● Records supplied:
▽
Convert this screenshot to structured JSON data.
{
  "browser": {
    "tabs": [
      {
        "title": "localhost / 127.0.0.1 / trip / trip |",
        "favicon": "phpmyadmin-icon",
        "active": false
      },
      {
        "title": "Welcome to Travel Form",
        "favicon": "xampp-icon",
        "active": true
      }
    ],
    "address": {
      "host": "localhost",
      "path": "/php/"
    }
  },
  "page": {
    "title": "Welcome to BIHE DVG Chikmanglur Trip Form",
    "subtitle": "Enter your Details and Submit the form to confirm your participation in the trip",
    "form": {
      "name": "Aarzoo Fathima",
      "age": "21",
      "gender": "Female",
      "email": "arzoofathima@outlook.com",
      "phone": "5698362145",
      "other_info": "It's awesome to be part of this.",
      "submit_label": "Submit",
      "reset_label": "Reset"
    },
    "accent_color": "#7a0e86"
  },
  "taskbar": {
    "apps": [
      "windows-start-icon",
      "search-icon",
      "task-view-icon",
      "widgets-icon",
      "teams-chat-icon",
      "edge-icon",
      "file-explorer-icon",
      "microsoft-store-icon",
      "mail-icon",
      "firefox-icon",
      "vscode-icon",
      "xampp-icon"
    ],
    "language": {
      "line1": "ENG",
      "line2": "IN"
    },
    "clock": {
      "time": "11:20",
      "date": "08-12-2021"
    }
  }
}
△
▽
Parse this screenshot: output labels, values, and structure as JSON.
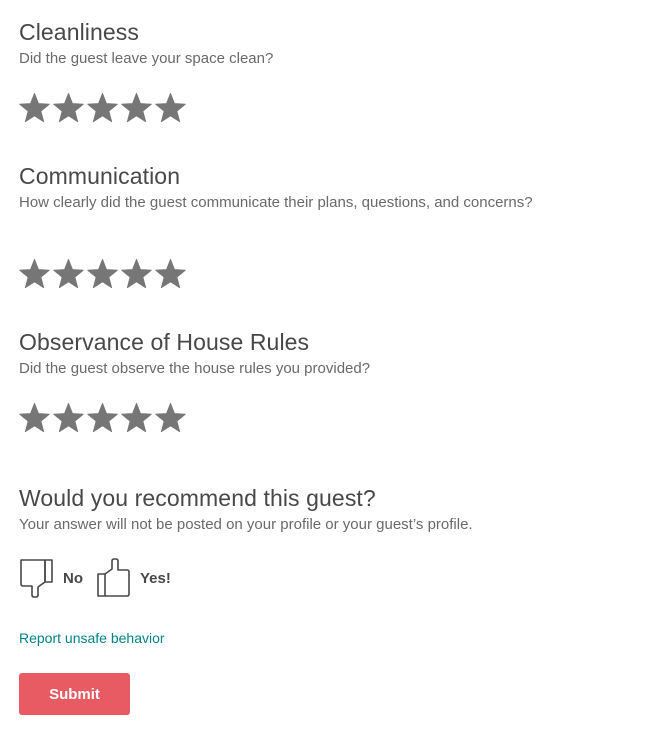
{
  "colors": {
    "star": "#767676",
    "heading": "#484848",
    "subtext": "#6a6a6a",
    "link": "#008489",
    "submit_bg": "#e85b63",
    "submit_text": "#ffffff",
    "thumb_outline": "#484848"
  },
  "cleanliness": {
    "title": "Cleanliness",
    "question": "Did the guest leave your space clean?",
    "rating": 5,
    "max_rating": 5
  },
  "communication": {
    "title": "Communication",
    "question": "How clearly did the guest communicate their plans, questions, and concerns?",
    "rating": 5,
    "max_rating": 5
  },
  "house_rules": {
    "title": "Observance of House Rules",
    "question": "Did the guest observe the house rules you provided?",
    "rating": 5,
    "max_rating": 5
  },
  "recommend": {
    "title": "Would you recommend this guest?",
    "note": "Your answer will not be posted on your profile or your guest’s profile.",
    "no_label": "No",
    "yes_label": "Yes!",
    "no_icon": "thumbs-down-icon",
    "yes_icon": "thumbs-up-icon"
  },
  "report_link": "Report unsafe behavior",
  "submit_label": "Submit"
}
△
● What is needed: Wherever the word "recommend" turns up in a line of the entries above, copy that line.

● Written solution:
  "recommend": {
    "title": "Would you recommend this guest?",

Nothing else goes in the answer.